Gender

Our staff have extensive experience of working on gender-related projects in the UK and overseas, both for evaluation and policy purposes. This work has included a review of the use of value for money methodologies in projects relating to women and girls in developing countries. We are currently working on a 3-year project with women’s groups in Coventry that sets outs to examine the value of ‘joined up’ services for vulnerable women in the community. 

Gender, International development and finance
Mark Kucharski 630844 Unsplash
Gender & Adolescence: Global Evidence (GAGE) VfM Review

As part of the DfID-funded Gender & Adolescence: Global Evidence (GAGE) project, Just Economics was commissioned to review the use of value for money (VfM) analyses in projects aimed at adolescent girls in developing countries. This included a review of relevant literatures and theoretical approaches and a series of principles for carrying out such analyses in the future.

Who we work with

Client Logo The Scottish Government
Client Logo Itad
Client Logo British Telecoms
Client Logo Ucd
Client Logo Microsoft
Client Logo Cabinet Office
Client Logo Living Streets
Client Logo Amnestry International
Client Logo University Of Maynooth
Client Logo Focus Ireland
Client Logo Womens Budget Group
Client Jamie Oliver Foundation
Client Logo Bookstart
Client Logo Football Foundation
Client Logo Cafod
Client Logo Iied
Lra Logo Ni
Just Economics Wbg Report Image
The value of integrated working

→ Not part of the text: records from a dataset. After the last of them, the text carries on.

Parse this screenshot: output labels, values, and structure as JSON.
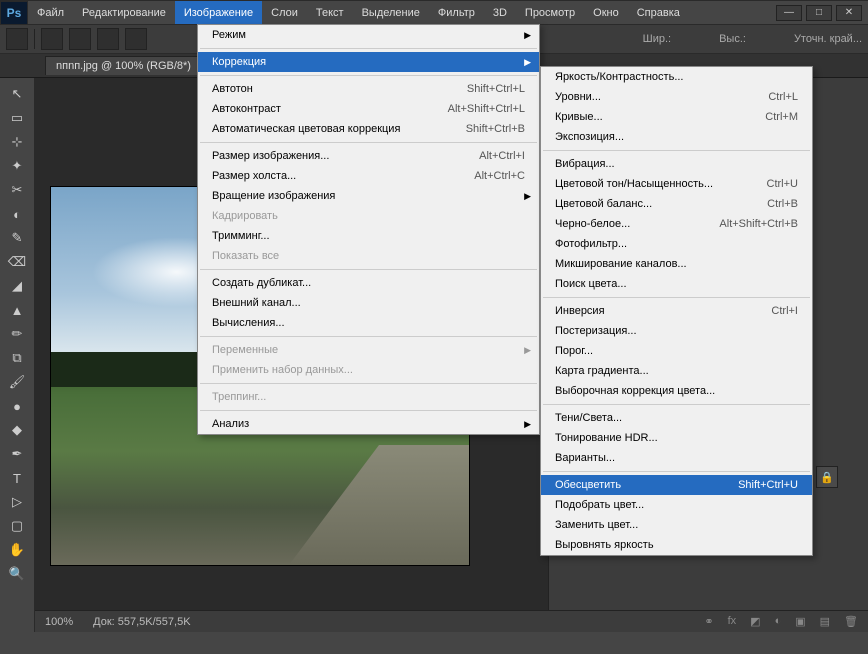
{
  "app": {
    "logo": "Ps"
  },
  "menu": {
    "items": [
      "Файл",
      "Редактирование",
      "Изображение",
      "Слои",
      "Текст",
      "Выделение",
      "Фильтр",
      "3D",
      "Просмотр",
      "Окно",
      "Справка"
    ],
    "open_index": 2
  },
  "win_controls": {
    "min": "—",
    "max": "□",
    "close": "✕"
  },
  "options_bar": {
    "width_label": "Шир.:",
    "height_label": "Выс.:",
    "refine": "Уточн. край..."
  },
  "doc_tab": "nпnп.jpg @ 100% (RGB/8*)",
  "status": {
    "zoom": "100%",
    "doc": "Док: 557,5K/557,5K"
  },
  "image_menu": [
    {
      "label": "Режим",
      "arrow": true
    },
    "sep",
    {
      "label": "Коррекция",
      "arrow": true,
      "hl": true
    },
    "sep",
    {
      "label": "Автотон",
      "shortcut": "Shift+Ctrl+L"
    },
    {
      "label": "Автоконтраст",
      "shortcut": "Alt+Shift+Ctrl+L"
    },
    {
      "label": "Автоматическая цветовая коррекция",
      "shortcut": "Shift+Ctrl+B"
    },
    "sep",
    {
      "label": "Размер изображения...",
      "shortcut": "Alt+Ctrl+I"
    },
    {
      "label": "Размер холста...",
      "shortcut": "Alt+Ctrl+C"
    },
    {
      "label": "Вращение изображения",
      "arrow": true
    },
    {
      "label": "Кадрировать",
      "disabled": true
    },
    {
      "label": "Тримминг..."
    },
    {
      "label": "Показать все",
      "disabled": true
    },
    "sep",
    {
      "label": "Создать дубликат..."
    },
    {
      "label": "Внешний канал..."
    },
    {
      "label": "Вычисления..."
    },
    "sep",
    {
      "label": "Переменные",
      "arrow": true,
      "disabled": true
    },
    {
      "label": "Применить набор данных...",
      "disabled": true
    },
    "sep",
    {
      "label": "Треппинг...",
      "disabled": true
    },
    "sep",
    {
      "label": "Анализ",
      "arrow": true
    }
  ],
  "correction_menu": [
    {
      "label": "Яркость/Контрастность..."
    },
    {
      "label": "Уровни...",
      "shortcut": "Ctrl+L"
    },
    {
      "label": "Кривые...",
      "shortcut": "Ctrl+M"
    },
    {
      "label": "Экспозиция..."
    },
    "sep",
    {
      "label": "Вибрация..."
    },
    {
      "label": "Цветовой тон/Насыщенность...",
      "shortcut": "Ctrl+U"
    },
    {
      "label": "Цветовой баланс...",
      "shortcut": "Ctrl+B"
    },
    {
      "label": "Черно-белое...",
      "shortcut": "Alt+Shift+Ctrl+B"
    },
    {
      "label": "Фотофильтр..."
    },
    {
      "label": "Микширование каналов..."
    },
    {
      "label": "Поиск цвета..."
    },
    "sep",
    {
      "label": "Инверсия",
      "shortcut": "Ctrl+I"
    },
    {
      "label": "Постеризация..."
    },
    {
      "label": "Порог..."
    },
    {
      "label": "Карта градиента..."
    },
    {
      "label": "Выборочная коррекция цвета..."
    },
    "sep",
    {
      "label": "Тени/Света..."
    },
    {
      "label": "Тонирование HDR..."
    },
    {
      "label": "Варианты..."
    },
    "sep",
    {
      "label": "Обесцветить",
      "shortcut": "Shift+Ctrl+U",
      "hl": true
    },
    {
      "label": "Подобрать цвет..."
    },
    {
      "label": "Заменить цвет..."
    },
    {
      "label": "Выровнять яркость"
    }
  ],
  "tools": [
    "↖",
    "▭",
    "⊹",
    "✦",
    "✂",
    "◐",
    "✎",
    "⌫",
    "◢",
    "▲",
    "✏",
    "⧉",
    "🖌",
    "●",
    "◆",
    "✒",
    "T",
    "▷",
    "▢",
    "✋",
    "🔍"
  ]
}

There is an established need for women-oriented services, particularly in relation to violence, abuse and mental health, and an emerging evidence base on the benefits that gender-sensitive services can bring. The  aim of the Coventry women's partnership is to to improve outcomes for vulnerable women locally by providing a more joined-up, needs-led service across five women's organisations. The project was a three-year pilot funded by the Smallwood Trust and coordinated by the Women's Budget Group. Women reported substantial – and statistically significant – improvements in their mental health, physical health, relationships, finances, debt, legal status and housing. Service staff also reported that increased collaboration, more effective referrals and greater knowledge of partner services had improved the quality of services and, as a result, also outcomes for women.